Dental implants are becoming the standard of care when it comes to replacing a missing tooth.
A dental implant is the part that replaces the root of the tooth, and looks like a large metal screw when you see them on x-rays. They are usually made of titanium.
Implants can sometimes get placed at the same time as when the tooth is extracted. Implants are left alone for about 3 months to allow them to “osseointegrate” (bone forms around the implant to solidify the implant’s stability). After they have osseointegrated, a crown is made and cemented or screwed onto the implant.
Patients with dental implants generally say that they feel like their own teeth, since they can floss around them like natural teeth, can eat the foods they used to eat, and can speak and smile with no missing teeth to worry about.
Replacing missing teeth is important for the stability of your bite and to maintain proper alignment of your remaining teeth and maintain the bone in the jaw.
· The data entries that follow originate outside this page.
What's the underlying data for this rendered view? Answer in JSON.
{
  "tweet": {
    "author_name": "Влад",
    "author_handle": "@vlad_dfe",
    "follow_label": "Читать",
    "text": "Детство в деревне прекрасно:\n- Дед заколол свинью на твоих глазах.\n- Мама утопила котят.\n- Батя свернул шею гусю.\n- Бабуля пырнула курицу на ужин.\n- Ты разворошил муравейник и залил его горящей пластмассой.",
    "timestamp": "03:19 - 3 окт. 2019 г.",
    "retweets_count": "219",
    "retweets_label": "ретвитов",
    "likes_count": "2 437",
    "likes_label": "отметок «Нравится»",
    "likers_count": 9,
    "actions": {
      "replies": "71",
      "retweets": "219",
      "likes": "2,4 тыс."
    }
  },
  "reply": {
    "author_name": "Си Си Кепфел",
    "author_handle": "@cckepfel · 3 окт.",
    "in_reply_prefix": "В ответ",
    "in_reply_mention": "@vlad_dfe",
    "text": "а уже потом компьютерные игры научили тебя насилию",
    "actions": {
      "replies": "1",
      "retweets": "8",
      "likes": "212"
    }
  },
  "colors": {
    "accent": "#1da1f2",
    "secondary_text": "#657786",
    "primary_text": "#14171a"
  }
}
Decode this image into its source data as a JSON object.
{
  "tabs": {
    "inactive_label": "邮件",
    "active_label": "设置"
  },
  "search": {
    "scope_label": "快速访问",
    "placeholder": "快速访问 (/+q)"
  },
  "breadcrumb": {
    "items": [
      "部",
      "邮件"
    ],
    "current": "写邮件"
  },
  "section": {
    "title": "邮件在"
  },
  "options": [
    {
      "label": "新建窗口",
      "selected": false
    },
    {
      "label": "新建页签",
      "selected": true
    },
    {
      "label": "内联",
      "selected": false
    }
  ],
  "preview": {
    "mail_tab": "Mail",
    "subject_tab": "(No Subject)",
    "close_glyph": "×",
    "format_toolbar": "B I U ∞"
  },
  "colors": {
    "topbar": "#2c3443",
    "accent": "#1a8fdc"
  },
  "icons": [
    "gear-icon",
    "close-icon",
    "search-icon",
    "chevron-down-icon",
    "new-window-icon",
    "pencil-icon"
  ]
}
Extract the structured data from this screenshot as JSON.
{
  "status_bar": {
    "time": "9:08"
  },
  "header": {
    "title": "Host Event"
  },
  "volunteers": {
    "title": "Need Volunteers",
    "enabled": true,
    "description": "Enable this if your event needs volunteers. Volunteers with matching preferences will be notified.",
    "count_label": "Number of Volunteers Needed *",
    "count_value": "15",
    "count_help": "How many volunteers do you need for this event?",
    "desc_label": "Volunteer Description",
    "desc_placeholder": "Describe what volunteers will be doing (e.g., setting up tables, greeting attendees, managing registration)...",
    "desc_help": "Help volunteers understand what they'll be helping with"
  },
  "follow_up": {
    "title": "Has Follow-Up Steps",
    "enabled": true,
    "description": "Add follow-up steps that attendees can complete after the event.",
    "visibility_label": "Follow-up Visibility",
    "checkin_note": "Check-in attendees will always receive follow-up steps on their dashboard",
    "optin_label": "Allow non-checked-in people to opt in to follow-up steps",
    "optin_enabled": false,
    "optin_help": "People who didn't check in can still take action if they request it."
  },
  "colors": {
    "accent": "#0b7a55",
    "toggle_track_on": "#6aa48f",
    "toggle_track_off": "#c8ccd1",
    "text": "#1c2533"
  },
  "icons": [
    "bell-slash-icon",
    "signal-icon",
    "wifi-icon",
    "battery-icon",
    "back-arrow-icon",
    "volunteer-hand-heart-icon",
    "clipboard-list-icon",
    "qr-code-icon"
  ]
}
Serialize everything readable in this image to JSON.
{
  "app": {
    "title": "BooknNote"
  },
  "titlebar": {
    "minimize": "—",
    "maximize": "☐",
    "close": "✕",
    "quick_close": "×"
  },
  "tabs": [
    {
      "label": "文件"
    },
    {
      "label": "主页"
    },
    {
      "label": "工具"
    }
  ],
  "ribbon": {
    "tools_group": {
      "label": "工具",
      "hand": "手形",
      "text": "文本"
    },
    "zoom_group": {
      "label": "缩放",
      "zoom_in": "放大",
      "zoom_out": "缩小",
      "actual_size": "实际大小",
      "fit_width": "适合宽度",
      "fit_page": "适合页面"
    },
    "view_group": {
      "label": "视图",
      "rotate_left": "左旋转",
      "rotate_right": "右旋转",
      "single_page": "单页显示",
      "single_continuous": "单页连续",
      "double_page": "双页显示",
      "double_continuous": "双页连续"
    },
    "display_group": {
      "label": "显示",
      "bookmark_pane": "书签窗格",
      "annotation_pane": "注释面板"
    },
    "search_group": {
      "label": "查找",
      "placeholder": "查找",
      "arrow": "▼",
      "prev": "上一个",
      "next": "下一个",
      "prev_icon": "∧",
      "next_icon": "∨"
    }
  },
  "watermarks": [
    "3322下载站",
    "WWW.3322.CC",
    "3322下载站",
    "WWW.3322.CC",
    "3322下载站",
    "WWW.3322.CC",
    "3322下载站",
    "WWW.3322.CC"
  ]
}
All of these benefits impact your ability to eat, speak, and smile.
Sometimes, when a tooth has been missing for a while, it may be needed to graft bone into the area prior to implant placement. The specialist who will be placing the implant will let you know if this is the case for you as they do a thorough clinical and radiographic assessment to make sure you are a good candidate for implants. This assessment may include special imaging of your jaw bone (cone beam tomography).